▶ [Record extracts]
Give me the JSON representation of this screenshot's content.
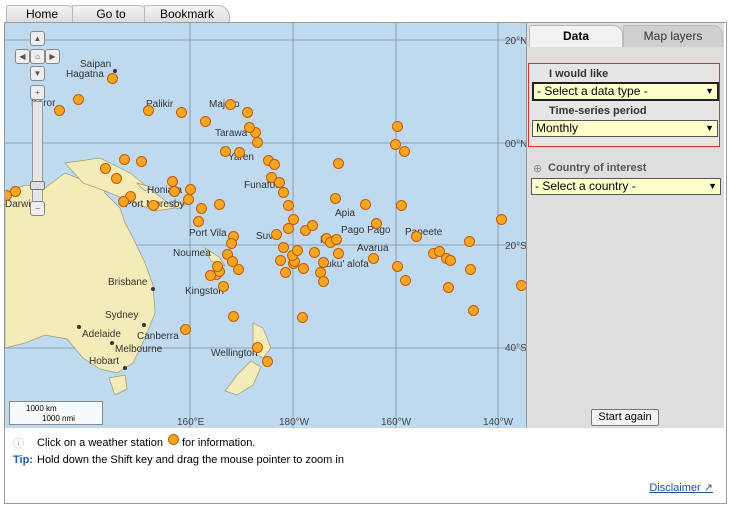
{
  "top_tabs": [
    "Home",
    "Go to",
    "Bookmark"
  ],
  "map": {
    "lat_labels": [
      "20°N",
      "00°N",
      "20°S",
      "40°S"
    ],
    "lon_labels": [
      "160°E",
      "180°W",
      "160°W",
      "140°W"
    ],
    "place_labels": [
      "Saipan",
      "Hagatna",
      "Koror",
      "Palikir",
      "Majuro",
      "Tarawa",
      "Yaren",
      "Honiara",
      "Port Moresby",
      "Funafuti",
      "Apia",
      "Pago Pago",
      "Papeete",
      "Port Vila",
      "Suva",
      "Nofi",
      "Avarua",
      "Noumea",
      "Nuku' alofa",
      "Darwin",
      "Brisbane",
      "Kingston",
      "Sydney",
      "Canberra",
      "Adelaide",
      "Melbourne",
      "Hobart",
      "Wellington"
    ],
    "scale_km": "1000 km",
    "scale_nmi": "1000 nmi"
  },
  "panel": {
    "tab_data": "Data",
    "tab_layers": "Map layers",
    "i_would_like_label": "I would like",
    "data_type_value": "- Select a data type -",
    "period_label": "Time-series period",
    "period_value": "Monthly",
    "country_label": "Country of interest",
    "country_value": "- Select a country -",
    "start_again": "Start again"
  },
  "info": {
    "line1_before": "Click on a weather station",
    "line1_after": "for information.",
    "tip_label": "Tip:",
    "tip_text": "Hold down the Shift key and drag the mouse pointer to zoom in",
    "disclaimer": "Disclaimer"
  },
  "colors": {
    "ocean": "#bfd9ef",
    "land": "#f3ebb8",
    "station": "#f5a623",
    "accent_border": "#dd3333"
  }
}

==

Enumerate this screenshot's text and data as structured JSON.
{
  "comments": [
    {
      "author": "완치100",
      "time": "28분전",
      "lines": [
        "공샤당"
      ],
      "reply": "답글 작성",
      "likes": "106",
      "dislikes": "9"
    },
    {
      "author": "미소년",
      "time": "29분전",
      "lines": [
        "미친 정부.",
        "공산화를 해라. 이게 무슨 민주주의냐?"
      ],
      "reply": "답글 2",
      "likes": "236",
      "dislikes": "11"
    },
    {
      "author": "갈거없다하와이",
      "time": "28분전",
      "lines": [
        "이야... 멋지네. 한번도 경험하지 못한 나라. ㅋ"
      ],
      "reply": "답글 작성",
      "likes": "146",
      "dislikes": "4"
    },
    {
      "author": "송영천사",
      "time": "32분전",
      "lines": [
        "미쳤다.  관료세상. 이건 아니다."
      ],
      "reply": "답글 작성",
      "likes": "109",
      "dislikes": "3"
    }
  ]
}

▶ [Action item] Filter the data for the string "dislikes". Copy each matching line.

▶ [Written solution]
      "dislikes": "9"
      "dislikes": "11"
      "dislikes": "4"
      "dislikes": "3"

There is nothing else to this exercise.